The following article by Charles Hartley originally appeared in The Courier-Journal on 6 Apr 2014. It is archived here with additional information for your reading enjoyment.
For many of us trains hold a fascination, for others they are mainly a frustration when they block our roads; but a century and a half ago the construction of railroads was the future and a spur for economic growth in communities along its path.
In March 1850 the Louisville and Nashville Railroad Company was granted a charter by the state to construct and operate a line between Louisville and the Tennessee line. The optimistic hope was that the line would be finished in five years, but but first they had to choose a route.
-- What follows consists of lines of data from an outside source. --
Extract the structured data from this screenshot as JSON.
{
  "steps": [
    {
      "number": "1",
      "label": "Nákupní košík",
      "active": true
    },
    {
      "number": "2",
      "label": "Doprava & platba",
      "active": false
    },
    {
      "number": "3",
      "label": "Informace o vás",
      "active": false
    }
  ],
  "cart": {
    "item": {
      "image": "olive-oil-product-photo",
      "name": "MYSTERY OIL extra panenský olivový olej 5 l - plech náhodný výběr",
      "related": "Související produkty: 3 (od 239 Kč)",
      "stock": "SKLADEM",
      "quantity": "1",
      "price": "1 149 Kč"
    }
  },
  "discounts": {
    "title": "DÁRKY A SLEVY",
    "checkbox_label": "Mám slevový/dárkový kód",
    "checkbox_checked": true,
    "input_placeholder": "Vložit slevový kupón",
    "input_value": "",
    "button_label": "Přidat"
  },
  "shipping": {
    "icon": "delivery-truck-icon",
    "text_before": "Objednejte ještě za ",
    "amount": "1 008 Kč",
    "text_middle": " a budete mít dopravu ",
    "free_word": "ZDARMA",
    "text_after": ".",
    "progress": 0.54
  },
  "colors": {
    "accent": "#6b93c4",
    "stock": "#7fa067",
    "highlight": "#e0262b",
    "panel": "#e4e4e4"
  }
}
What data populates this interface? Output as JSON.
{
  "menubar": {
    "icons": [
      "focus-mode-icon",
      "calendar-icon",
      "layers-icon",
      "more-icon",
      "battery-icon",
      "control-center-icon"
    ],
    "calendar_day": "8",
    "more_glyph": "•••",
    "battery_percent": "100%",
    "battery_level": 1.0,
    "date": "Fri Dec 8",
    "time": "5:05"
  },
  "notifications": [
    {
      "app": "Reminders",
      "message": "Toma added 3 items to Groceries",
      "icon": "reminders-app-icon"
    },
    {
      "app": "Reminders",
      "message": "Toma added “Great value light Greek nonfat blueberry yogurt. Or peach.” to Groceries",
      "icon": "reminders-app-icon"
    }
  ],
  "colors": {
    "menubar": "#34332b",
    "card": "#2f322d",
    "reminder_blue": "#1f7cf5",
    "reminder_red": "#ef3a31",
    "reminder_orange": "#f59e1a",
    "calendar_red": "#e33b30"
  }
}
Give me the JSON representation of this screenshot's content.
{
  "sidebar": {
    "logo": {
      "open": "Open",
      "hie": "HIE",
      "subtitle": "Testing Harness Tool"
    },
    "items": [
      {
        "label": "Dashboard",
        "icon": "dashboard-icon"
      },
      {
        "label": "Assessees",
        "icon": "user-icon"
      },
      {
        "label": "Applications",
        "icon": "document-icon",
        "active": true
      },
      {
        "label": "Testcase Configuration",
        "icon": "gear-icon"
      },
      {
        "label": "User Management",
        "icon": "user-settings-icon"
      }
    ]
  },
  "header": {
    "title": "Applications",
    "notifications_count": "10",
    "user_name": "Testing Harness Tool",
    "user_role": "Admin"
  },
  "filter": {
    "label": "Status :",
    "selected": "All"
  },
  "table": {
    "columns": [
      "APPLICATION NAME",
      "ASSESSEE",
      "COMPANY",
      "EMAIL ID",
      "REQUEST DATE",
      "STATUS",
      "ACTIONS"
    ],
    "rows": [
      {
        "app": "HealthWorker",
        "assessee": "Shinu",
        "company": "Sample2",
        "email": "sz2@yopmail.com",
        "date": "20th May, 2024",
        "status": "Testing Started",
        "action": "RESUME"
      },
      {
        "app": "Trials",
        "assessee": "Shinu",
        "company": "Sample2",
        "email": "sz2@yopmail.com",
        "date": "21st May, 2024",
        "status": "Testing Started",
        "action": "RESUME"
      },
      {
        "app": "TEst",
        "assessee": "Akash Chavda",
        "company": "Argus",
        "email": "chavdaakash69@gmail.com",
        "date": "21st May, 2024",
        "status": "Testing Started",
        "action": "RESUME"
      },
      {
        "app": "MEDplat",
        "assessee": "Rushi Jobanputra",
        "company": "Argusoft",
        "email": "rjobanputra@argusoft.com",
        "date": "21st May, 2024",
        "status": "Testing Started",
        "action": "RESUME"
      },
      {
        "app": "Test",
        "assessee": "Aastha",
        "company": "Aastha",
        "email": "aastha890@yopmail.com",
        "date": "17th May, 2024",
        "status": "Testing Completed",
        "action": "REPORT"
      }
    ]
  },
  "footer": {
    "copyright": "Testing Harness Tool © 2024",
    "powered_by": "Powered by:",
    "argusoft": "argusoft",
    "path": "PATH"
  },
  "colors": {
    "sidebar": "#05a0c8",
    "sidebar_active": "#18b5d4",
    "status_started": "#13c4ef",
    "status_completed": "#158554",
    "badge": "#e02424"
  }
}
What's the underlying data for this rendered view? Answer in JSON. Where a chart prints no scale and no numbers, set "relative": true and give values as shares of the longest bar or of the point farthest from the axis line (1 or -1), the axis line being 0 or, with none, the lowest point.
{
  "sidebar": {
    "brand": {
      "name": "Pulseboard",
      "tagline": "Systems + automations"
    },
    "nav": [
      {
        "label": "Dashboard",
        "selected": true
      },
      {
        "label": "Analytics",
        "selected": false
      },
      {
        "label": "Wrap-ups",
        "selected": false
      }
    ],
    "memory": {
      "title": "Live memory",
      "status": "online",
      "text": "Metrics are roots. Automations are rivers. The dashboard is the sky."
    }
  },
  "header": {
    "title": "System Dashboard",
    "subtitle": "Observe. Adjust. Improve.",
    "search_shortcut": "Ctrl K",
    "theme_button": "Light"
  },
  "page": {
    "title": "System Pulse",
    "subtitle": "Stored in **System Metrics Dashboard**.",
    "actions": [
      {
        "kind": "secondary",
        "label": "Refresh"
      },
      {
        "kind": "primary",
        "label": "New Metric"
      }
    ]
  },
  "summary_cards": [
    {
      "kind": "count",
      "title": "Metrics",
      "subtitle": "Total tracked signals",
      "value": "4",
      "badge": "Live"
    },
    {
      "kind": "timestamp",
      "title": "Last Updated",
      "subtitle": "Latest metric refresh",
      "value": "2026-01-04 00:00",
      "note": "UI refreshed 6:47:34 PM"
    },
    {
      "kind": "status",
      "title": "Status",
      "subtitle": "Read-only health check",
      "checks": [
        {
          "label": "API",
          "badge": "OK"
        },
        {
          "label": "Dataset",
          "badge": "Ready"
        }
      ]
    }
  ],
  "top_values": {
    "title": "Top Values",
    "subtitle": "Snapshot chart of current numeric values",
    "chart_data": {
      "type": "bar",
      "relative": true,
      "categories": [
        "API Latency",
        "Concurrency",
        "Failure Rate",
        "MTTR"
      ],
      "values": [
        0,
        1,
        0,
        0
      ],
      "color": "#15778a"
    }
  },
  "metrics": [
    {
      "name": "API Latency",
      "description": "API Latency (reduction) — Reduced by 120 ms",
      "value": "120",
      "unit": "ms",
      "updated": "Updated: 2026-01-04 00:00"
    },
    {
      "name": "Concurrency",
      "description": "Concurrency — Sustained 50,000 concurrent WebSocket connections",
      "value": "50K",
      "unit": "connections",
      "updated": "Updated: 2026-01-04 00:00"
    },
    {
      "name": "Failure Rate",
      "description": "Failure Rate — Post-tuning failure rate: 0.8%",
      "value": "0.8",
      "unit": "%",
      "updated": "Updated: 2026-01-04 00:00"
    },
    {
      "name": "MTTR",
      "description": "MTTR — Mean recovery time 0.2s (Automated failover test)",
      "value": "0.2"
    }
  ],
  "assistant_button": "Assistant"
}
The main obstacle facing them was Muldraugh's Hill. After several surveys were done, the railroad decided that either of two routes would be acceptable. One would pass through Elizabethtown and Bowling Green; the other through Bardstown and Glasgow. The decision would be made based on which communities along the way were most willing to raise funds to purchase stock options in the company.
While Bardstown had been an early advocate for a railroad, according to Kincaid A. Herr in his book, The Louisville & Nashville Railroad 1850-1963, two of its leading citizens, Isaac Stone and Ben Hardin were strongly opposed to the bond issue to raise the necessary funds, and it was narrowly defeated. Stone was a prominent farmer living near Bloomfield, and Hardin was a Bardstown lawyer and former Kentucky Secretary of State.
Meanwhile, Governor John L. Helm, a native of Elizabethtown and an advocate for the railroad's construction, successfully promoted that city's participation, and the Elizabethtown route was selected.
Helm, who was Ben Hardin's son-in-law, later became president of the railroad in October 1854.
For various reasons, most having to do with a difficulty raising funds, the construction moved by fits and starts. However by June 1856, a mixed freight and passenger train was making a roundtrip each day between Louisville and Lebanon Junction where a branch was being constructed toward Lebanon.
Meanwhile, the people of Bardstown had changed their minds and voted a bond issue to construct a railroad to connect with the L. & N. at what would become Bardstown Junction. It was completed in March 1860.
The first train reached Elizabethtown in June 1858, overcoming the Muldraugh's Hill barrier. Then the line was finished to Nashville with the inaugural train making the trip on October 27, 1859.
With the route passing through Shepherdsville, Bullitt County's seat of government prospered as a railroad town, although for a time Lebanon Junction grew even faster.
But while I read about the railroad's beginnings in Kincaid Herr's book, I couldn't help but wonder, what if Bardstown had outbid Elizabethtown for the train's route?
If the train had gone through Bardstown then logic indicates that Mt. Washington rather than Shepherdsville would have been along its route. Then the branch to Lebanon might have begun either at Bardstown or perhaps Hodgenville. Lebanon Junction would certainly be named something else, if a community had developed there at all.
Speculating even further, we know that just prior to World War II, when Fort Knox was expanding and taking in even more Bullitt County land, there was talk about maybe dividing up what was left of the county and adding it to neighboring counties. Had the railroad taken the Mt. Washington-Bardstown route, Shepherdsville's growth would likely have slowed, and Lebanon Junction might not have existed at all, making it even more likely that the county might have disappeared forever.
While all of this is speculation, it is interesting to wonder how much of it might have happened, and how much the history of Bullitt County might have changed.
Speculation aside, for more than a half century the railroad was important to both Shepherdsville and Lebanon Junction, providing their link to Louisville by transporting both people and freight. Even today, a few companies still depend on the railroad to a lesser extent.
So the next time you get stuck at a railroad crossing, instead of marveling at all the graffiti painted on the boxcars, think back to a time when it would be passengers staring back at you.
Copyright 2014 by Charles Hartley, Shepherdsville KY. All rights are reserved. No part of the content of this page may be included in any format in any place without the written permission of the copyright holder.